    @Tha Riddla If users accidentally have CAPS LOCK on, having them type the password twice most likely won't help…

    @frozenkoi true, but you can't ask for *every* field to be filled in twice, even the important fields. For instance; have you ever been asked to fill in your credit card number twice on an ecomnerce site?

    @JonW No - but then again the credit card number is visible the entire time and I can recheck it if I want to.

    @Dason that's kind of my point. Isn't your credit card number more important to you than your password? If passwords are double required in secret masked fields why does nobody care that the credit card number is entered in free visible text only once?

    @JonW: Credit card numbers should probably be masked, but the reason you're only asked to enter them once is because they already contain a CRC.

    @JonW: because you don't want people looking over your shoulder to be able to read your password, while people can easily discover your credit card number from, well, looking at your credit card?

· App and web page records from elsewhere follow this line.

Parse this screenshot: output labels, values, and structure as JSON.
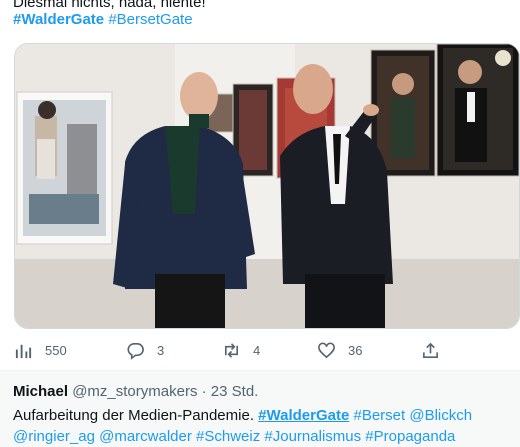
{
  "tweet": {
    "text_line": "Diesmal nichts, nada, niente!",
    "hashtags": [
      "#WalderGate",
      "#BersetGate"
    ]
  },
  "actions": {
    "views": "550",
    "replies": "3",
    "retweets": "4",
    "likes": "36"
  },
  "icons": [
    "views-icon",
    "reply-icon",
    "retweet-icon",
    "like-icon",
    "share-icon"
  ],
  "reply": {
    "name": "Michael",
    "handle": "@mz_storymakers",
    "separator": "·",
    "time": "23 Std.",
    "body_prefix": "Aufarbeitung der Medien-Pandemie.",
    "hashtag_main": "#WalderGate",
    "mention_berset": "#Berset",
    "mention_blick": "@Blickch",
    "mention_ringier": "@ringier_ag",
    "mention_marc": "@marcwalder",
    "tag_schweiz": "#Schweiz",
    "tag_journalismus": "#Journalismus",
    "tag_propaganda": "#Propaganda"
  },
  "colors": {
    "link": "#1d9bf0",
    "muted": "#536471",
    "reply_bg": "#f7f9f9"
  }
}
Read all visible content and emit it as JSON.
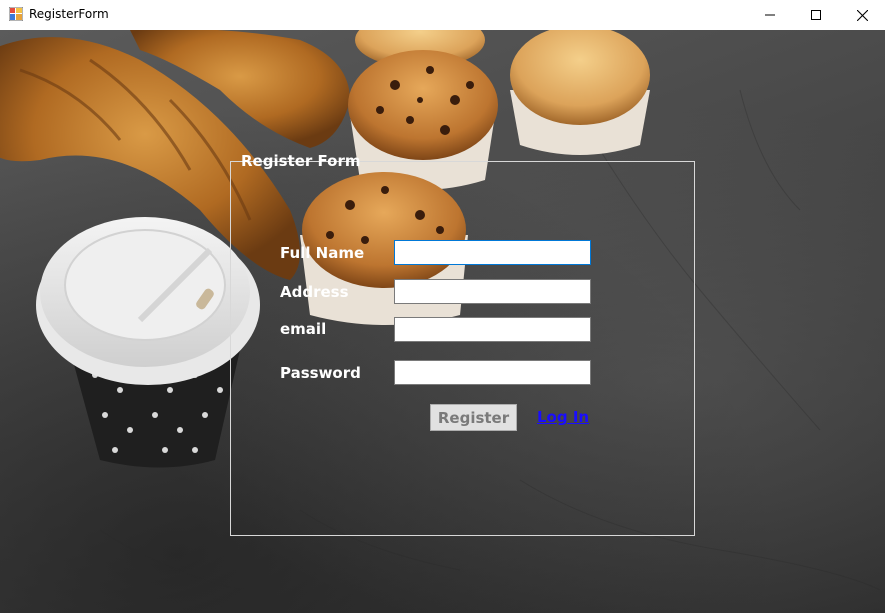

    @JonW Usually you type your password or email twice when setting up an account (or changing the field), during which time a forgot-password system is likely unhelpful. The purpose of entering a field twice is so that it's not entered wrong; wrong password/email during account creation leads to an inaccessible account. Entering credit card number wrong won't lead (hopefully) to billing the wrong person, but you can reach that point in the purchasing process and try again (admittedly, it might take a few days to get notified that the credit card # was incorrect).

    I totally agree with @Tha Riddla. Suppose you want to set your password as "hello" but what you types is "jella".... I think you'll not do the same typo mistake two times in a row...

    There's no problem with credit card numbers since they would'nt get trough validation since IBAN numbers have this nice little checksum built in. You pretty much can't make an unnoticed mistake on that one!

    @JonW Your credit card number is not really a secret. You give it to the merchant to which you will pay. Passwords, on the other hand, are conceptually a secret. The computer server that you login to typically stores a hash of a password. If you hash your password and give that information to the server, the server can verify it is you, without actually knowing your secret password.

License under CC-BY-SA with attribution


Content dated before 7/24/2021 11:53 AM